12 May Biting the hand: Cowan-Dewar and Nova Scotia’s culture of resentment
In 2012, Ben Cowan-Dewar opened North America’s first true links-style golf course on a coal mine waste dump wedged between the downtrodden village of Inverness and its spectacular beach. Cabot Links soon became one of the most talked about new golf destinations in the world. This year, Cowan-Dewar is adding a second 18-hole course, Cabot Cliffs, and expanding the resort’s luxury hotel.
Cabot Links will employ 200 Invernessers this summer, a number the owners hope will rise to 450 once Cabot Cliffs is in full operation. It’s not an exaggeration to call it the most successful tourist development in Nova Scotia since the advent of Celtic Colours in 1997. It has reversed a half century of economic decline in Inverness, offering a level of hope townspeople have not known for generations.
Premier Stephen McNeil must have been delighted when Cowan-Dewar agreed to chair the board of the province’s newly created Tourism Agency. A young man with ambition, drive, and a proven track record drawing new tourists to the province would help guide government tourism policy.
Now comes word that after seven years in Inverness, Cowan-Dewar and his family are moving back to Toronto. They will still spend summers here, overseeing their resort, but for the rest of the year, Cowan-Dewar plans to fly in for monthly Tourism Agency board meetings, paying for the travel himself. (Ironically, flying in to Halifax from Toronto will probably take less time than driving in from Inverness.)
Predictably, this has caused an uproar. The interim leader of the New Democratic Party, flying on auto-pilot, demanded Cowan-Dewer’s resignation. Conservative leader Jamie Baillie, who knows better, fell dutifully in line.
In the online Halifax Examiner, publisher Tim Bousquet listed all the (secured, interest-bearing) loans Cabot Links received from federal and provincial agencies, before shifting to personal attack mode. Riffing on a joke Cowan-Dewar’s wife, Allie Barclay, once made about the remoteness of Inverness (“I felt like I was in the witness protection program.”), Bousquet wrote:
I guess the mob boss has been murdered, and the family can move back to the city without fearing for their safety. The kids can go to a nice school, not those hellhole schools they’ve got in Cape Breton. Barclay can sit on a board of a museum or charity, and drink wine with other sophisticates after an afternoon shopping in boutiques. Cowan-Dewer can own a table at the local country club, regaling his exploits of getting rich on the backs of the hicks out east.
Ah, now we’re getting to the nub. Cowan-Dewar may have brought jobs and hope to a town that had known only grinding despair for generations—but the bastard’s rich. He’s a businessman. He’s from Toronto. Oh, how we despise success!
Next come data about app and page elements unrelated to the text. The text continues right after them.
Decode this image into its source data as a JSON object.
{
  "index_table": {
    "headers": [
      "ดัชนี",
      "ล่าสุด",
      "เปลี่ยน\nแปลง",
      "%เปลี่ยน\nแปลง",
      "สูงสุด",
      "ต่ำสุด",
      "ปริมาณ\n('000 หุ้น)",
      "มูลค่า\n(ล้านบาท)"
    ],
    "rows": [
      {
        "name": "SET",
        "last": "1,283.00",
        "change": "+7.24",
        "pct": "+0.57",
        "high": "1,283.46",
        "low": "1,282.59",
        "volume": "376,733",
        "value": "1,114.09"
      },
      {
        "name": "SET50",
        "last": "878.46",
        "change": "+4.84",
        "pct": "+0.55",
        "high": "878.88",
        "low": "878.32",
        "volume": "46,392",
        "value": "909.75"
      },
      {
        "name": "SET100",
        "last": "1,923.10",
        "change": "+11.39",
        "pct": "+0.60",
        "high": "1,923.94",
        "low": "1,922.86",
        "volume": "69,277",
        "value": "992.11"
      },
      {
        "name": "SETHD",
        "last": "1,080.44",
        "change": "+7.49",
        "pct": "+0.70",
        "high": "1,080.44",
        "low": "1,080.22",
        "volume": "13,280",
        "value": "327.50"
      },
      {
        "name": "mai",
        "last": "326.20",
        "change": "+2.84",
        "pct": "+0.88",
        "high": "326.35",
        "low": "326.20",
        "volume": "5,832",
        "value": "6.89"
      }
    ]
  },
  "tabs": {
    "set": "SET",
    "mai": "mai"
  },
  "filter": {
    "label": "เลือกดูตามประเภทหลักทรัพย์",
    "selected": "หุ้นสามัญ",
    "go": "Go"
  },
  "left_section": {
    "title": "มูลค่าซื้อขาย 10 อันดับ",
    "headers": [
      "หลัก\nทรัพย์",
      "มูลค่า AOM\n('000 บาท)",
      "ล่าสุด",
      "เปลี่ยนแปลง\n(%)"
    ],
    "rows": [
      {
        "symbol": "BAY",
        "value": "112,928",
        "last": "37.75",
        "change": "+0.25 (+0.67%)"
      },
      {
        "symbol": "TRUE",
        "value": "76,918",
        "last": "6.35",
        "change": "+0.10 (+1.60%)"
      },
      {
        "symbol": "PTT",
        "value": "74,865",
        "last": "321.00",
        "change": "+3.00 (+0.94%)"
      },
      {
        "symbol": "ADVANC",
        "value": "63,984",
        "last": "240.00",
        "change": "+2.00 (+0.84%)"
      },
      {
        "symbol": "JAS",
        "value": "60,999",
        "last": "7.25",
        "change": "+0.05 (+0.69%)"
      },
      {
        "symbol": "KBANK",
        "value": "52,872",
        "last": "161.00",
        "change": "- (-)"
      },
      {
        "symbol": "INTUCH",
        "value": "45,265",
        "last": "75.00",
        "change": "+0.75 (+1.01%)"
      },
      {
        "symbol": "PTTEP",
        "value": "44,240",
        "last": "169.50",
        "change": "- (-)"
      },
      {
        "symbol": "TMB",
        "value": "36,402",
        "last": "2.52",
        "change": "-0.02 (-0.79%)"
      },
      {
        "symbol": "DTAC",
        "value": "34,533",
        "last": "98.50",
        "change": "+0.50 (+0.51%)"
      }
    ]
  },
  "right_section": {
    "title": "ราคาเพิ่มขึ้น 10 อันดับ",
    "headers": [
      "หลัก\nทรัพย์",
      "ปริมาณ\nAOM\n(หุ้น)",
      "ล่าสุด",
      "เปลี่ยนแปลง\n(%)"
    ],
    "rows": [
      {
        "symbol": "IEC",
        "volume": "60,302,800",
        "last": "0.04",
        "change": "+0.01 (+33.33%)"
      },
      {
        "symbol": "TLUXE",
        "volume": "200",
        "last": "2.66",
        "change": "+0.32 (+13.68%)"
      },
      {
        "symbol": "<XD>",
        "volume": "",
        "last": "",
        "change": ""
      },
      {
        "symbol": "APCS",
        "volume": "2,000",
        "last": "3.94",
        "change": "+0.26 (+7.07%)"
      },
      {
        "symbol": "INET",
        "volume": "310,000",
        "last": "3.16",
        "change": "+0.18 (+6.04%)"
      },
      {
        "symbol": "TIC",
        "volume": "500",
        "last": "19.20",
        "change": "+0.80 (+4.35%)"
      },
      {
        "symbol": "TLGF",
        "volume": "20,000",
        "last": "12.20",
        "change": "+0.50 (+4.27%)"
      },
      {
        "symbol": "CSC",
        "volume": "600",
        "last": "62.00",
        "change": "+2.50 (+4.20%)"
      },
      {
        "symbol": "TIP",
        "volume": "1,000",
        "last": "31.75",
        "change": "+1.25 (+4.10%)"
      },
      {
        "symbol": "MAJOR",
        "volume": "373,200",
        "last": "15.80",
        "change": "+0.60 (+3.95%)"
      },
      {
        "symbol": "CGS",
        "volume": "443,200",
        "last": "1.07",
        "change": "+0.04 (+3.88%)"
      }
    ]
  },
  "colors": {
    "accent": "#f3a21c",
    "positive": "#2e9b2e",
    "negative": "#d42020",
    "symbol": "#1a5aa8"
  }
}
“Shitty news about Nova Scotian taxpayers getting hosed once again,” howled Trevor Parsons in the Examiner’s comment section. Not great news about a hopeless town finding hope again. Shitty news. We’d rather stuff camels through the eye of a needle than allow a wealthy Toronto businessman any role in our redemption.
Parsons warmed to his resentment-fueled theme:con
As for Mr. Cowan-Dewar: Well played, sir. You are following a time honoured tradition of leveraging taxpayer money to enrich yourself and leave buckets of booty to your offspring. Enjoy.
On Facebook, Nick Panagopoulos declared:
It’s a tax dodge! Compare personal income tax rates in NS as opposed to Ontario and you’ll see NS’s are higher so when you combine provincial with federal this dude can save more in income tax by living in Ontario.
From all across social media came angry denunciations of Cowan-Dewar, and demands for his dismissal.
Fire him? Wouldn’t that be smart of us? However Cowan-Dewar splits his time between Toronto and Inverness, he still operates a major business here. He will spend a great deal of time in Nova Scotia. He will remain fully up to speed on developments in the tourism industry. Is anyone—literally anyone—better equipped to provide board-level guidance to a tourism agency in Nova Scotia?
Cowan-Dewar isn’t deputy minister of tourism, or a manager responsible for the agency’s day-to-day operations. Chairing the board involves monthly meetings and some prep time. It’s more in the realm of community service than a job.
But we are nothing if not insular. Sensing a chance to label MP Megan Leslie as a come-from-away, her Liberal opponent Andy Fillmore has been emphasizing his native Haligonian bona fides. Why? Because xenophobia is an honoured belief system in Nova Scotia, a proven vote-mover.
We are lucky to have someone of Dewar’s talent and experience to chair this board. Premier McNeil was wise to rebuff demands for his sacking. Good for him. It’s a start.